> [Material for this task]
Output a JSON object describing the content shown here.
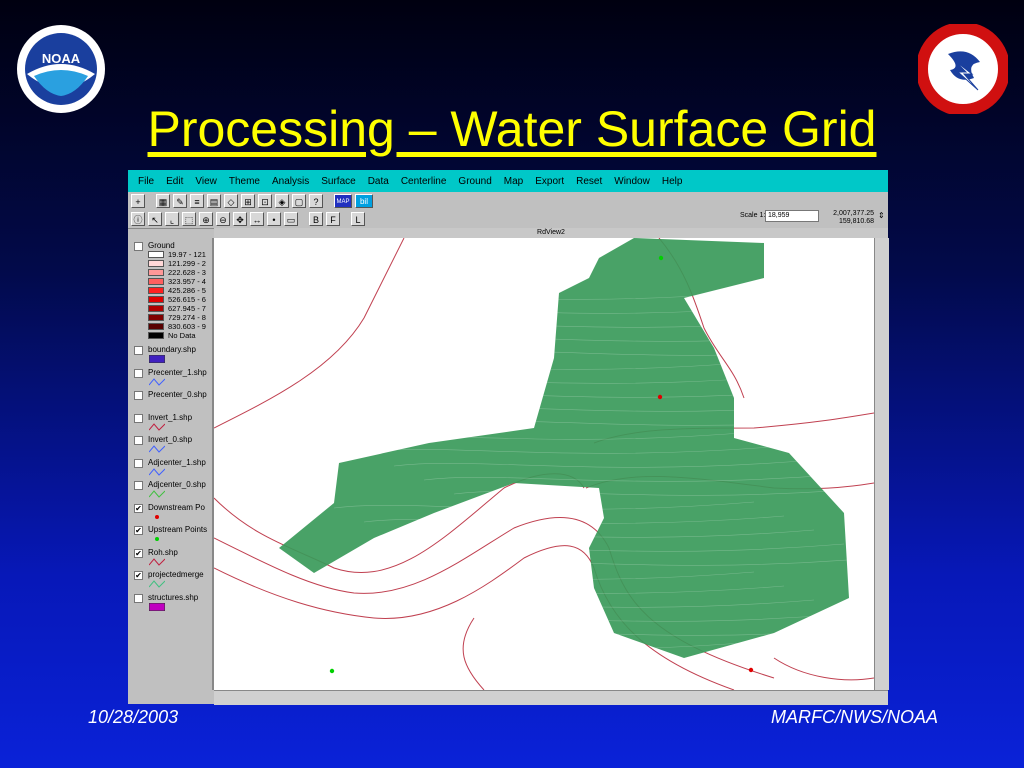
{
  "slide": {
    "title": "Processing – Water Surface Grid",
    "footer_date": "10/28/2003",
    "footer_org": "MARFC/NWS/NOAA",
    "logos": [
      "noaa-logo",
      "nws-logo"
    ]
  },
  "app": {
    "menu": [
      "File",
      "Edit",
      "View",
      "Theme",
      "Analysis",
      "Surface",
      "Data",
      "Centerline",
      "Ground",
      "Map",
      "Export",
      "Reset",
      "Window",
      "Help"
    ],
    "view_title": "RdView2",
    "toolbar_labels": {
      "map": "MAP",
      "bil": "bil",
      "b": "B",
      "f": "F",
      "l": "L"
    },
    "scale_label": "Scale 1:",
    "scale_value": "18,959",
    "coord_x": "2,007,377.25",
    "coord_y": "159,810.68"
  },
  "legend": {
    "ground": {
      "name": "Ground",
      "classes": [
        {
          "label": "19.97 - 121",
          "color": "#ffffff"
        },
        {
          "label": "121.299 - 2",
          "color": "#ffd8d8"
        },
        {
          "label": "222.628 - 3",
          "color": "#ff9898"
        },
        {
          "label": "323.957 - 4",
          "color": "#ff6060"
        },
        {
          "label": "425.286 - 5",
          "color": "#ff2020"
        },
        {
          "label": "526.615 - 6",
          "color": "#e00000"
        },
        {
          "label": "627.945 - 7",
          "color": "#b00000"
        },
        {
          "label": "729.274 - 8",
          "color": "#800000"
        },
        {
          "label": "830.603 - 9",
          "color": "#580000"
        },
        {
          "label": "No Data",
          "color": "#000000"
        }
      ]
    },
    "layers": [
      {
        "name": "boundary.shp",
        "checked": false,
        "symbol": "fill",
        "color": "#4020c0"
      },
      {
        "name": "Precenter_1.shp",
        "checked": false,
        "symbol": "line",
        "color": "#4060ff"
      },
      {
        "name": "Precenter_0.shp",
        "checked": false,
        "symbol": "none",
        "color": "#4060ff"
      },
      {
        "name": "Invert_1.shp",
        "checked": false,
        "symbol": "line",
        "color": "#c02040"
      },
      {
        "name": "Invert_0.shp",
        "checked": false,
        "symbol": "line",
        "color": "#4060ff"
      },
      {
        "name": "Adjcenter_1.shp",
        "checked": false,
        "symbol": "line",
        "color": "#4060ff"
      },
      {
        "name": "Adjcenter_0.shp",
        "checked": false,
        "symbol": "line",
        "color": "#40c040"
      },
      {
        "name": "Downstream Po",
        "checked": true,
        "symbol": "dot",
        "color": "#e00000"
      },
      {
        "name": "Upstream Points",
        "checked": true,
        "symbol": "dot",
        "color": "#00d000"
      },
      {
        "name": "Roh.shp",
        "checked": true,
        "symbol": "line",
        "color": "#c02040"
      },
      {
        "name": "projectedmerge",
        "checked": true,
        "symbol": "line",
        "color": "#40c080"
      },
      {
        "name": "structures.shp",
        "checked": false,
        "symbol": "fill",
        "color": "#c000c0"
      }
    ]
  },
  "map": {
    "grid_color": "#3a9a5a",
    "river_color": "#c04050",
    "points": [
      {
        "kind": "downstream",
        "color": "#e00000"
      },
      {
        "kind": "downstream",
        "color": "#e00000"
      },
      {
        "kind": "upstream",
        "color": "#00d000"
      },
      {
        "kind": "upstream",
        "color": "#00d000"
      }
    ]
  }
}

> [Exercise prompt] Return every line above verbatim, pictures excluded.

> [Solution to the exercise]
Output a JSON object describing the content shown here.
{
  "slide": {
    "title": "Processing – Water Surface Grid",
    "footer_date": "10/28/2003",
    "footer_org": "MARFC/NWS/NOAA",
    "logos": [
      "noaa-logo",
      "nws-logo"
    ]
  },
  "app": {
    "menu": [
      "File",
      "Edit",
      "View",
      "Theme",
      "Analysis",
      "Surface",
      "Data",
      "Centerline",
      "Ground",
      "Map",
      "Export",
      "Reset",
      "Window",
      "Help"
    ],
    "view_title": "RdView2",
    "toolbar_labels": {
      "map": "MAP",
      "bil": "bil",
      "b": "B",
      "f": "F",
      "l": "L"
    },
    "scale_label": "Scale 1:",
    "scale_value": "18,959",
    "coord_x": "2,007,377.25",
    "coord_y": "159,810.68"
  },
  "legend": {
    "ground": {
      "name": "Ground",
      "classes": [
        {
          "label": "19.97 - 121",
          "color": "#ffffff"
        },
        {
          "label": "121.299 - 2",
          "color": "#ffd8d8"
        },
        {
          "label": "222.628 - 3",
          "color": "#ff9898"
        },
        {
          "label": "323.957 - 4",
          "color": "#ff6060"
        },
        {
          "label": "425.286 - 5",
          "color": "#ff2020"
        },
        {
          "label": "526.615 - 6",
          "color": "#e00000"
        },
        {
          "label": "627.945 - 7",
          "color": "#b00000"
        },
        {
          "label": "729.274 - 8",
          "color": "#800000"
        },
        {
          "label": "830.603 - 9",
          "color": "#580000"
        },
        {
          "label": "No Data",
          "color": "#000000"
        }
      ]
    },
    "layers": [
      {
        "name": "boundary.shp",
        "checked": false,
        "symbol": "fill",
        "color": "#4020c0"
      },
      {
        "name": "Precenter_1.shp",
        "checked": false,
        "symbol": "line",
        "color": "#4060ff"
      },
      {
        "name": "Precenter_0.shp",
        "checked": false,
        "symbol": "none",
        "color": "#4060ff"
      },
      {
        "name": "Invert_1.shp",
        "checked": false,
        "symbol": "line",
        "color": "#c02040"
      },
      {
        "name": "Invert_0.shp",
        "checked": false,
        "symbol": "line",
        "color": "#4060ff"
      },
      {
        "name": "Adjcenter_1.shp",
        "checked": false,
        "symbol": "line",
        "color": "#4060ff"
      },
      {
        "name": "Adjcenter_0.shp",
        "checked": false,
        "symbol": "line",
        "color": "#40c040"
      },
      {
        "name": "Downstream Po",
        "checked": true,
        "symbol": "dot",
        "color": "#e00000"
      },
      {
        "name": "Upstream Points",
        "checked": true,
        "symbol": "dot",
        "color": "#00d000"
      },
      {
        "name": "Roh.shp",
        "checked": true,
        "symbol": "line",
        "color": "#c02040"
      },
      {
        "name": "projectedmerge",
        "checked": true,
        "symbol": "line",
        "color": "#40c080"
      },
      {
        "name": "structures.shp",
        "checked": false,
        "symbol": "fill",
        "color": "#c000c0"
      }
    ]
  },
  "map": {
    "grid_color": "#3a9a5a",
    "river_color": "#c04050",
    "points": [
      {
        "kind": "downstream",
        "color": "#e00000"
      },
      {
        "kind": "downstream",
        "color": "#e00000"
      },
      {
        "kind": "upstream",
        "color": "#00d000"
      },
      {
        "kind": "upstream",
        "color": "#00d000"
      }
    ]
  }
}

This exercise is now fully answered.